The Power of Combined Effort
Reflections from Zambia and England
March 11-26, 2007
By Lisa Cooke

In Africa, during the children’s crusades as well as in the evening crusades, the power of combined effort based on the contributions of various groups of people was very evident.  For example, in the children’s crusades, Janie and Svetla of Christopher Alam’s ministry coordinated a team of workers from Pastor John Nuzzo’s church, children’s ministers from Miracle Life Family Church in Lusaka, members of local churches in the Chawamba community, and me.  I led a song and read a story, with an interpreter of course.  It was so fun!

It required all of us working together, each doing something to minister to the children. We needed the local church members and ministers who knew the songs and the dialect that the children understood, and it seemed like the novelty of Americans helping with the crusade added to the children’s interest in what was happening.

During the meeting, the variety of puppet skits, music, stories, and dramas communicated the love of God to and for the children.  Each of us, though differing in nationality, educational background, giftings, and age, all contributed to the success of the overall crusade.  And the children loved it.  The joy on their faces is something I will never forget.  It was an incredible afternoon watching God move among the children through the varied backgrounds of nation, tribe, and tongue!

In the evening crusades, Christopher used his Dunamis team, an African music group from Zimbabwe, area church members as ushers (with sticks to keep the unruly in line!), and pastors from Chawamba itself to follow up on and disciple the new converts.

Again, it was the combined efforts of many people with differing backgrounds, languages, and giftings that made things work.  Many were touched and healed in the evening services because of this teamwork.  My favorite moment during the evening crusades was watching the crowd respond in awe and joy as a young man that many knew well from that community spoke for the first time.  The expression on their faces as they witnessed a miracle of God shall be imprinted in my mind forever.

Then, in Manchester England, I saw a dedicated team comprised of people from many different countries all work together to accomplish the will of God in and through World Harvest Bible Church.
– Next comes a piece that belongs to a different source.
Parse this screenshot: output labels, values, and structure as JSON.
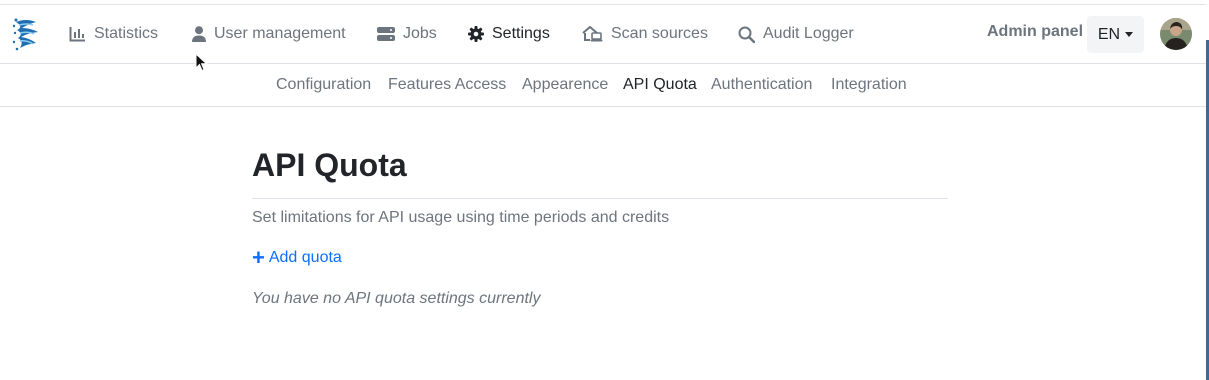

This church in Manchester, as well as Miracle Life Family Church in Lusaka, are the two most multinational churches I’ve ever visited, and nearly half of the members at WHBC are involved in some area of service within the church.  That far exceeds the average percentage of church members who are active serving their home churches here in America (estimated at 20%).
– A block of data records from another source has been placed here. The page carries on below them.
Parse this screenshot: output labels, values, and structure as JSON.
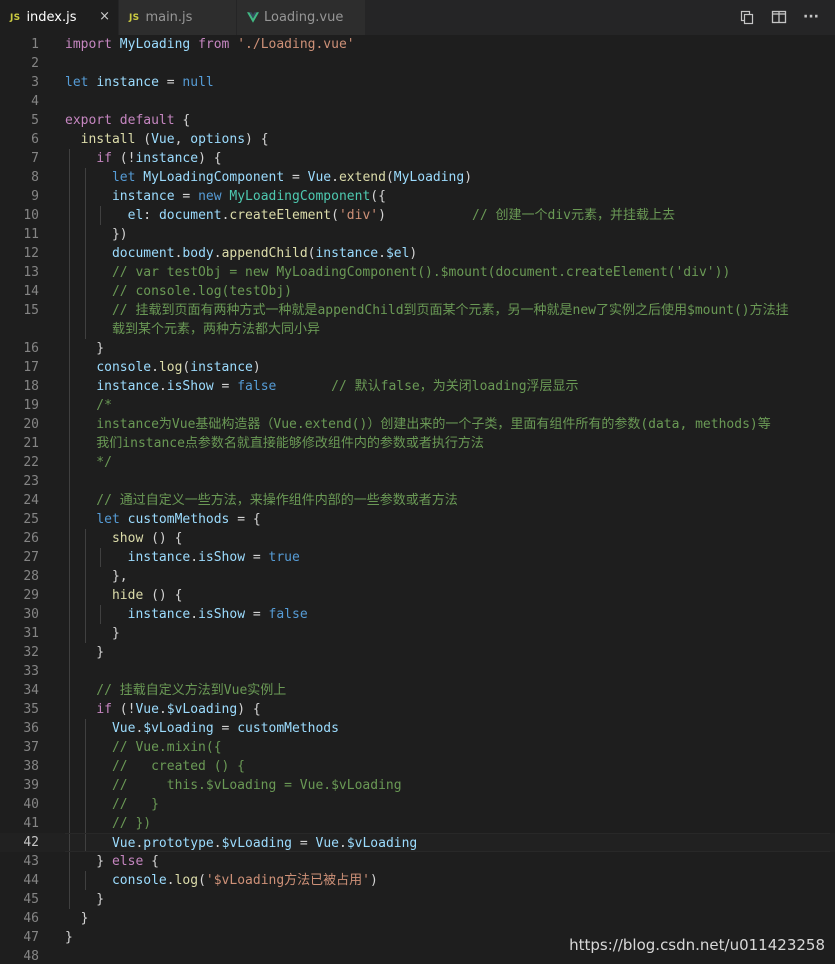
{
  "tabs": [
    {
      "name": "index.js",
      "icon": "js-file-icon",
      "badge": "JS",
      "active": true,
      "close": "×"
    },
    {
      "name": "main.js",
      "icon": "js-file-icon",
      "badge": "JS",
      "active": false
    },
    {
      "name": "Loading.vue",
      "icon": "vue-file-icon",
      "active": false
    }
  ],
  "toolbar": {
    "actions": [
      "open-changes-icon",
      "split-editor-icon",
      "more-actions-icon"
    ],
    "more": "···"
  },
  "editor": {
    "active_line": 42,
    "lines": [
      {
        "n": "1",
        "indent": 0,
        "t": [
          [
            "c",
            "import"
          ],
          [
            "o",
            " "
          ],
          [
            "v",
            "MyLoading"
          ],
          [
            "o",
            " "
          ],
          [
            "c",
            "from"
          ],
          [
            "o",
            " "
          ],
          [
            "s",
            "'./Loading.vue'"
          ]
        ]
      },
      {
        "n": "2",
        "indent": 0,
        "t": []
      },
      {
        "n": "3",
        "indent": 0,
        "t": [
          [
            "k",
            "let"
          ],
          [
            "o",
            " "
          ],
          [
            "v",
            "instance"
          ],
          [
            "o",
            " = "
          ],
          [
            "k",
            "null"
          ]
        ]
      },
      {
        "n": "4",
        "indent": 0,
        "t": []
      },
      {
        "n": "5",
        "indent": 0,
        "t": [
          [
            "c",
            "export"
          ],
          [
            "o",
            " "
          ],
          [
            "c",
            "default"
          ],
          [
            "o",
            " {"
          ]
        ]
      },
      {
        "n": "6",
        "indent": 0,
        "t": [
          [
            "o",
            "  "
          ],
          [
            "f",
            "install"
          ],
          [
            "o",
            " ("
          ],
          [
            "v",
            "Vue"
          ],
          [
            "o",
            ", "
          ],
          [
            "v",
            "options"
          ],
          [
            "o",
            ") {"
          ]
        ]
      },
      {
        "n": "7",
        "indent": 1,
        "t": [
          [
            "o",
            "    "
          ],
          [
            "c",
            "if"
          ],
          [
            "o",
            " (!"
          ],
          [
            "v",
            "instance"
          ],
          [
            "o",
            ") {"
          ]
        ]
      },
      {
        "n": "8",
        "indent": 2,
        "t": [
          [
            "o",
            "      "
          ],
          [
            "k",
            "let"
          ],
          [
            "o",
            " "
          ],
          [
            "v",
            "MyLoadingComponent"
          ],
          [
            "o",
            " = "
          ],
          [
            "v",
            "Vue"
          ],
          [
            "o",
            "."
          ],
          [
            "f",
            "extend"
          ],
          [
            "o",
            "("
          ],
          [
            "v",
            "MyLoading"
          ],
          [
            "o",
            ")"
          ]
        ]
      },
      {
        "n": "9",
        "indent": 2,
        "t": [
          [
            "o",
            "      "
          ],
          [
            "v",
            "instance"
          ],
          [
            "o",
            " = "
          ],
          [
            "k",
            "new"
          ],
          [
            "o",
            " "
          ],
          [
            "t",
            "MyLoadingComponent"
          ],
          [
            "o",
            "({"
          ]
        ]
      },
      {
        "n": "10",
        "indent": 3,
        "t": [
          [
            "o",
            "        "
          ],
          [
            "v",
            "el"
          ],
          [
            "o",
            ": "
          ],
          [
            "v",
            "document"
          ],
          [
            "o",
            "."
          ],
          [
            "f",
            "createElement"
          ],
          [
            "o",
            "("
          ],
          [
            "s",
            "'div'"
          ],
          [
            "o",
            ")"
          ],
          [
            "m",
            "           // 创建一个div元素，并挂载上去"
          ]
        ]
      },
      {
        "n": "11",
        "indent": 2,
        "t": [
          [
            "o",
            "      })"
          ]
        ]
      },
      {
        "n": "12",
        "indent": 2,
        "t": [
          [
            "o",
            "      "
          ],
          [
            "v",
            "document"
          ],
          [
            "o",
            "."
          ],
          [
            "v",
            "body"
          ],
          [
            "o",
            "."
          ],
          [
            "f",
            "appendChild"
          ],
          [
            "o",
            "("
          ],
          [
            "v",
            "instance"
          ],
          [
            "o",
            "."
          ],
          [
            "v",
            "$el"
          ],
          [
            "o",
            ")"
          ]
        ]
      },
      {
        "n": "13",
        "indent": 2,
        "t": [
          [
            "m",
            "      // var testObj = new MyLoadingComponent().$mount(document.createElement('div'))"
          ]
        ]
      },
      {
        "n": "14",
        "indent": 2,
        "t": [
          [
            "m",
            "      // console.log(testObj)"
          ]
        ]
      },
      {
        "n": "15",
        "indent": 2,
        "t": [
          [
            "m",
            "      // 挂载到页面有两种方式一种就是appendChild到页面某个元素，另一种就是new了实例之后使用$mount()方法挂"
          ]
        ]
      },
      {
        "n": "",
        "indent": 2,
        "t": [
          [
            "m",
            "      载到某个元素，两种方法都大同小异"
          ]
        ]
      },
      {
        "n": "16",
        "indent": 1,
        "t": [
          [
            "o",
            "    }"
          ]
        ]
      },
      {
        "n": "17",
        "indent": 1,
        "t": [
          [
            "o",
            "    "
          ],
          [
            "v",
            "console"
          ],
          [
            "o",
            "."
          ],
          [
            "f",
            "log"
          ],
          [
            "o",
            "("
          ],
          [
            "v",
            "instance"
          ],
          [
            "o",
            ")"
          ]
        ]
      },
      {
        "n": "18",
        "indent": 1,
        "t": [
          [
            "o",
            "    "
          ],
          [
            "v",
            "instance"
          ],
          [
            "o",
            "."
          ],
          [
            "v",
            "isShow"
          ],
          [
            "o",
            " = "
          ],
          [
            "k",
            "false"
          ],
          [
            "m",
            "       // 默认false，为关闭loading浮层显示"
          ]
        ]
      },
      {
        "n": "19",
        "indent": 1,
        "t": [
          [
            "m",
            "    /*"
          ]
        ]
      },
      {
        "n": "20",
        "indent": 1,
        "t": [
          [
            "m",
            "    instance为Vue基础构造器（Vue.extend()）创建出来的一个子类，里面有组件所有的参数(data, methods)等"
          ]
        ]
      },
      {
        "n": "21",
        "indent": 1,
        "t": [
          [
            "m",
            "    我们instance点参数名就直接能够修改组件内的参数或者执行方法"
          ]
        ]
      },
      {
        "n": "22",
        "indent": 1,
        "t": [
          [
            "m",
            "    */"
          ]
        ]
      },
      {
        "n": "23",
        "indent": 1,
        "t": []
      },
      {
        "n": "24",
        "indent": 1,
        "t": [
          [
            "m",
            "    // 通过自定义一些方法，来操作组件内部的一些参数或者方法"
          ]
        ]
      },
      {
        "n": "25",
        "indent": 1,
        "t": [
          [
            "o",
            "    "
          ],
          [
            "k",
            "let"
          ],
          [
            "o",
            " "
          ],
          [
            "v",
            "customMethods"
          ],
          [
            "o",
            " = {"
          ]
        ]
      },
      {
        "n": "26",
        "indent": 2,
        "t": [
          [
            "o",
            "      "
          ],
          [
            "f",
            "show"
          ],
          [
            "o",
            " () {"
          ]
        ]
      },
      {
        "n": "27",
        "indent": 3,
        "t": [
          [
            "o",
            "        "
          ],
          [
            "v",
            "instance"
          ],
          [
            "o",
            "."
          ],
          [
            "v",
            "isShow"
          ],
          [
            "o",
            " = "
          ],
          [
            "k",
            "true"
          ]
        ]
      },
      {
        "n": "28",
        "indent": 2,
        "t": [
          [
            "o",
            "      },"
          ]
        ]
      },
      {
        "n": "29",
        "indent": 2,
        "t": [
          [
            "o",
            "      "
          ],
          [
            "f",
            "hide"
          ],
          [
            "o",
            " () {"
          ]
        ]
      },
      {
        "n": "30",
        "indent": 3,
        "t": [
          [
            "o",
            "        "
          ],
          [
            "v",
            "instance"
          ],
          [
            "o",
            "."
          ],
          [
            "v",
            "isShow"
          ],
          [
            "o",
            " = "
          ],
          [
            "k",
            "false"
          ]
        ]
      },
      {
        "n": "31",
        "indent": 2,
        "t": [
          [
            "o",
            "      }"
          ]
        ]
      },
      {
        "n": "32",
        "indent": 1,
        "t": [
          [
            "o",
            "    }"
          ]
        ]
      },
      {
        "n": "33",
        "indent": 1,
        "t": []
      },
      {
        "n": "34",
        "indent": 1,
        "t": [
          [
            "m",
            "    // 挂载自定义方法到Vue实例上"
          ]
        ]
      },
      {
        "n": "35",
        "indent": 1,
        "t": [
          [
            "o",
            "    "
          ],
          [
            "c",
            "if"
          ],
          [
            "o",
            " (!"
          ],
          [
            "v",
            "Vue"
          ],
          [
            "o",
            "."
          ],
          [
            "v",
            "$vLoading"
          ],
          [
            "o",
            ") {"
          ]
        ]
      },
      {
        "n": "36",
        "indent": 2,
        "t": [
          [
            "o",
            "      "
          ],
          [
            "v",
            "Vue"
          ],
          [
            "o",
            "."
          ],
          [
            "v",
            "$vLoading"
          ],
          [
            "o",
            " = "
          ],
          [
            "v",
            "customMethods"
          ]
        ]
      },
      {
        "n": "37",
        "indent": 2,
        "t": [
          [
            "m",
            "      // Vue.mixin({"
          ]
        ]
      },
      {
        "n": "38",
        "indent": 2,
        "t": [
          [
            "m",
            "      //   created () {"
          ]
        ]
      },
      {
        "n": "39",
        "indent": 2,
        "t": [
          [
            "m",
            "      //     this.$vLoading = Vue.$vLoading"
          ]
        ]
      },
      {
        "n": "40",
        "indent": 2,
        "t": [
          [
            "m",
            "      //   }"
          ]
        ]
      },
      {
        "n": "41",
        "indent": 2,
        "t": [
          [
            "m",
            "      // })"
          ]
        ]
      },
      {
        "n": "42",
        "indent": 2,
        "t": [
          [
            "o",
            "      "
          ],
          [
            "v",
            "Vue"
          ],
          [
            "o",
            "."
          ],
          [
            "v",
            "prototype"
          ],
          [
            "o",
            "."
          ],
          [
            "v",
            "$vLoading"
          ],
          [
            "o",
            " = "
          ],
          [
            "v",
            "Vue"
          ],
          [
            "o",
            "."
          ],
          [
            "v",
            "$vLoading"
          ]
        ]
      },
      {
        "n": "43",
        "indent": 1,
        "t": [
          [
            "o",
            "    } "
          ],
          [
            "c",
            "else"
          ],
          [
            "o",
            " {"
          ]
        ]
      },
      {
        "n": "44",
        "indent": 2,
        "t": [
          [
            "o",
            "      "
          ],
          [
            "v",
            "console"
          ],
          [
            "o",
            "."
          ],
          [
            "f",
            "log"
          ],
          [
            "o",
            "("
          ],
          [
            "s",
            "'$vLoading方法已被占用'"
          ],
          [
            "o",
            ")"
          ]
        ]
      },
      {
        "n": "45",
        "indent": 1,
        "t": [
          [
            "o",
            "    }"
          ]
        ]
      },
      {
        "n": "46",
        "indent": 0,
        "t": [
          [
            "o",
            "  }"
          ]
        ]
      },
      {
        "n": "47",
        "indent": 0,
        "t": [
          [
            "o",
            "}"
          ]
        ]
      },
      {
        "n": "48",
        "indent": 0,
        "t": []
      }
    ]
  },
  "watermark": "https://blog.csdn.net/u011423258",
  "colors": {
    "background": "#1e1e1e",
    "tabbar": "#252526",
    "keyword": "#569cd6",
    "control": "#c586c0",
    "variable": "#9cdcfe",
    "function": "#dcdcaa",
    "class": "#4ec9b0",
    "string": "#ce9178",
    "comment": "#6a9955"
  }
}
My life has been deeply impacted by many things from this trip, much of it because of the power of combined effort, by people seeking first the Kingdom of God together.